⟨

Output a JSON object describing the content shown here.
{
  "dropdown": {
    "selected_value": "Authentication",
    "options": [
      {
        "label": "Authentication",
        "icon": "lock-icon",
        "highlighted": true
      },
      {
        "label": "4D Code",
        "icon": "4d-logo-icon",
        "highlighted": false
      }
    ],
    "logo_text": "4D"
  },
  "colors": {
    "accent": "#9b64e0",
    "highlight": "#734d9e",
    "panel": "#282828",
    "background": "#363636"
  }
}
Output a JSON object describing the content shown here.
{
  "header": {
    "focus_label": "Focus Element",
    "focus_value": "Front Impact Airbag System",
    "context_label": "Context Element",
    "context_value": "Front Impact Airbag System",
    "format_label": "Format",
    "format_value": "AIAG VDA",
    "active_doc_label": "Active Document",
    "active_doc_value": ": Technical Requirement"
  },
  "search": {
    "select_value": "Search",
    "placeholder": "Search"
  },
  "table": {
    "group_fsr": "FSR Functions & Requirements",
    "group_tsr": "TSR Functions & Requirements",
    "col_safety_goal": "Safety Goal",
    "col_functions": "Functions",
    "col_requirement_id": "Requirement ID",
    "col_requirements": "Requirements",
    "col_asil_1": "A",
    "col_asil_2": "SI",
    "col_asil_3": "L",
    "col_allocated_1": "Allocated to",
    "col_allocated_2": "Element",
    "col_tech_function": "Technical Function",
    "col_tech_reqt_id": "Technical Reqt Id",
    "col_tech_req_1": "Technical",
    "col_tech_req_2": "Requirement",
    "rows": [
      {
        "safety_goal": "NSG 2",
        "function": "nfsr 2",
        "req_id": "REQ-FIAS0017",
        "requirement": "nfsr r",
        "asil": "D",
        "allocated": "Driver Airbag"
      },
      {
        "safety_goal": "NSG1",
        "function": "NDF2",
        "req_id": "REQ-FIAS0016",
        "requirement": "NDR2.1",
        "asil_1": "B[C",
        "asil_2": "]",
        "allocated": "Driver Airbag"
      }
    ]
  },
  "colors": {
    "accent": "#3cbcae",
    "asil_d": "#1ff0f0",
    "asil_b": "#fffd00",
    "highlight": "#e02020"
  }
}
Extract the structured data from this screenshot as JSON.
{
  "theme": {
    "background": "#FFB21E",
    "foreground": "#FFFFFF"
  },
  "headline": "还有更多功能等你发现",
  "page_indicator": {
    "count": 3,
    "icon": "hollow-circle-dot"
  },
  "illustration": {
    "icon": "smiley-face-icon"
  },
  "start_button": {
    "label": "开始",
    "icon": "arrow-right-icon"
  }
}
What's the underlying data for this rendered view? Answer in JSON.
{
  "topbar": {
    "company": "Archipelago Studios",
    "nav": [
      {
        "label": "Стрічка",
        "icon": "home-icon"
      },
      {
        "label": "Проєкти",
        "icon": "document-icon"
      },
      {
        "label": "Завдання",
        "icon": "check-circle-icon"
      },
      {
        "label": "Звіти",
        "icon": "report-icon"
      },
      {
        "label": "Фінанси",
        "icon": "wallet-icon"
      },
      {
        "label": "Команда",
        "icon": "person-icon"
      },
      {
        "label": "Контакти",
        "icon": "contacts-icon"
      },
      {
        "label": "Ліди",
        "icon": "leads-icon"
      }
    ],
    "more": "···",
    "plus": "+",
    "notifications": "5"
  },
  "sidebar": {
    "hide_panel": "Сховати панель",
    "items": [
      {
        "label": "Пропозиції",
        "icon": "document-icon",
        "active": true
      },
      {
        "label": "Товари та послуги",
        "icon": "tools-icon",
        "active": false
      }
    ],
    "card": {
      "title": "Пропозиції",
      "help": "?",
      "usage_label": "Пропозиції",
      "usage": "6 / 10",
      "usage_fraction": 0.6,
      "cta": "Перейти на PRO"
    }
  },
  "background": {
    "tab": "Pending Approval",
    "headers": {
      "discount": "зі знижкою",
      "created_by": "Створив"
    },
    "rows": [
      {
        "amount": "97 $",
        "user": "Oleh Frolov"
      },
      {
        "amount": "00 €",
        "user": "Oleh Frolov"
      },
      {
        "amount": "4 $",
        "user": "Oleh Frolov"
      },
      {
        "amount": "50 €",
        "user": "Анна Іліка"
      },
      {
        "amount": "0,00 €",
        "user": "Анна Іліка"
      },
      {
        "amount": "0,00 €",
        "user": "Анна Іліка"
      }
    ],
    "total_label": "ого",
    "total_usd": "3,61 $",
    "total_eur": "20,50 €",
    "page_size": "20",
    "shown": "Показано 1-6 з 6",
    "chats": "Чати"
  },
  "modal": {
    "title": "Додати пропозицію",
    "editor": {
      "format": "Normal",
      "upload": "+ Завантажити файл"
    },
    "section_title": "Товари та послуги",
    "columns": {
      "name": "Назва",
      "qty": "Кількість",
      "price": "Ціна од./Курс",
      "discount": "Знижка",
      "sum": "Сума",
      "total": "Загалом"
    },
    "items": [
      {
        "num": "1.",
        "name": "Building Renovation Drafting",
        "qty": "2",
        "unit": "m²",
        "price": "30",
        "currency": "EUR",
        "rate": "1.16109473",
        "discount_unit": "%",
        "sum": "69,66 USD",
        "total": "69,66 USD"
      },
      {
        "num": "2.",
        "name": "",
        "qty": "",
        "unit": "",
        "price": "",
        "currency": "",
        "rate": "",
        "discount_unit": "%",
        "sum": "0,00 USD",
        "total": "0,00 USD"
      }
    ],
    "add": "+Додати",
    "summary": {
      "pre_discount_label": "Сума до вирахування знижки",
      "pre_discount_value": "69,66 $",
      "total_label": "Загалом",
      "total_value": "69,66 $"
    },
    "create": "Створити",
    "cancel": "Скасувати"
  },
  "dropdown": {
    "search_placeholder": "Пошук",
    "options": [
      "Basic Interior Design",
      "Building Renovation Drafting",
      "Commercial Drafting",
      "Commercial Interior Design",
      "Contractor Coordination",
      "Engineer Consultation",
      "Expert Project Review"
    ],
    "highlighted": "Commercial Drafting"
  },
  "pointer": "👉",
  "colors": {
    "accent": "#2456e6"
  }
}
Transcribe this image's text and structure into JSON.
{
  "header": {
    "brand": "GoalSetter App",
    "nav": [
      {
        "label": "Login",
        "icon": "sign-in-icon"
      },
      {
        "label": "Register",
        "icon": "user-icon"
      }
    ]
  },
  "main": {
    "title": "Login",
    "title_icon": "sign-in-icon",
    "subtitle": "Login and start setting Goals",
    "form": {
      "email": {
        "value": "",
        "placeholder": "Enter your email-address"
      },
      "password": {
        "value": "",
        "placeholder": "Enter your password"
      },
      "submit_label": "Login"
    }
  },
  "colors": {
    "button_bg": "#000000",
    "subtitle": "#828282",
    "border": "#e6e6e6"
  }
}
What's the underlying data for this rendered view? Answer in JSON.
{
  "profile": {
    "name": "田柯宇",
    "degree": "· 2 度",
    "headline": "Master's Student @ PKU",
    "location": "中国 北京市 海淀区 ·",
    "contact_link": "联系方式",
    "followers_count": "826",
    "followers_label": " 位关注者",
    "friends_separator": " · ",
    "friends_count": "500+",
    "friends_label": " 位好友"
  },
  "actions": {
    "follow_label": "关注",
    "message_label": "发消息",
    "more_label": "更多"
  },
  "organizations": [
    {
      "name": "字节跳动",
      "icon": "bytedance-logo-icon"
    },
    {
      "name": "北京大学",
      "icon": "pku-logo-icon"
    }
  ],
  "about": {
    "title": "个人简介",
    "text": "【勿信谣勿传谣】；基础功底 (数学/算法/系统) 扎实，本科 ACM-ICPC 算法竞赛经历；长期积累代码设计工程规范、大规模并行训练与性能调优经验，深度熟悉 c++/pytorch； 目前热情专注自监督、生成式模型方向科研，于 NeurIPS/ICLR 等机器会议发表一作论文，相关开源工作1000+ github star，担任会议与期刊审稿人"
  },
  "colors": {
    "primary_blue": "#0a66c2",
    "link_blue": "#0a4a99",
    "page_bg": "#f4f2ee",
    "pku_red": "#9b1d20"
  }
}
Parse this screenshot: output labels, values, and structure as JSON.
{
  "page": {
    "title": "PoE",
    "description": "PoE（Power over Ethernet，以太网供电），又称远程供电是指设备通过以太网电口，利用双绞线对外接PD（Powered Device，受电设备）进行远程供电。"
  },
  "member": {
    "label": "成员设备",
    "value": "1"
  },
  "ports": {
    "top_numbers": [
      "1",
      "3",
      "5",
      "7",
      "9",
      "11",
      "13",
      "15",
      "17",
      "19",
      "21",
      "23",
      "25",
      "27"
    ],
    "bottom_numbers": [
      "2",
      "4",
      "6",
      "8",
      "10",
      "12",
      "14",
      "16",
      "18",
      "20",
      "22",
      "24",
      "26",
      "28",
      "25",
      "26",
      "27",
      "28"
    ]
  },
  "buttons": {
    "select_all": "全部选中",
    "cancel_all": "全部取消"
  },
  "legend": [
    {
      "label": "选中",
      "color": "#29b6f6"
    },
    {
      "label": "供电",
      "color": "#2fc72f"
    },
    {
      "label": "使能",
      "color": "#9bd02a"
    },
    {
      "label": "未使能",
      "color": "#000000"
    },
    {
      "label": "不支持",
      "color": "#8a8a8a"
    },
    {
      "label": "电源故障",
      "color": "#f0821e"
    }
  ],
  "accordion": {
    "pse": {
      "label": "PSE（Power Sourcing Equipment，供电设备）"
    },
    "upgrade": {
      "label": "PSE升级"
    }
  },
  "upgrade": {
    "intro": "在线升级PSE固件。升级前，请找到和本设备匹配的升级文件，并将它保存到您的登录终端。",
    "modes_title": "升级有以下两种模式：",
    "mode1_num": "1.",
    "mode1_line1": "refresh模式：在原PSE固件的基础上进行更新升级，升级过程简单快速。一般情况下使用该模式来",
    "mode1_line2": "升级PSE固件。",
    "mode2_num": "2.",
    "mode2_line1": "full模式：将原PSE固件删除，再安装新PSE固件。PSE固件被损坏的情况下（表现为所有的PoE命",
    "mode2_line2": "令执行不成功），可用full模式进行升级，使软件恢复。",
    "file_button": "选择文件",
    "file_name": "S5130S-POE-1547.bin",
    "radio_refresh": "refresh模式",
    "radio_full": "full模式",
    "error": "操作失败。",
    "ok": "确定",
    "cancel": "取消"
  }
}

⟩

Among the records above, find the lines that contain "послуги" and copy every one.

        "label": "Товари та послуги",
    "section_title": "Товари та послуги",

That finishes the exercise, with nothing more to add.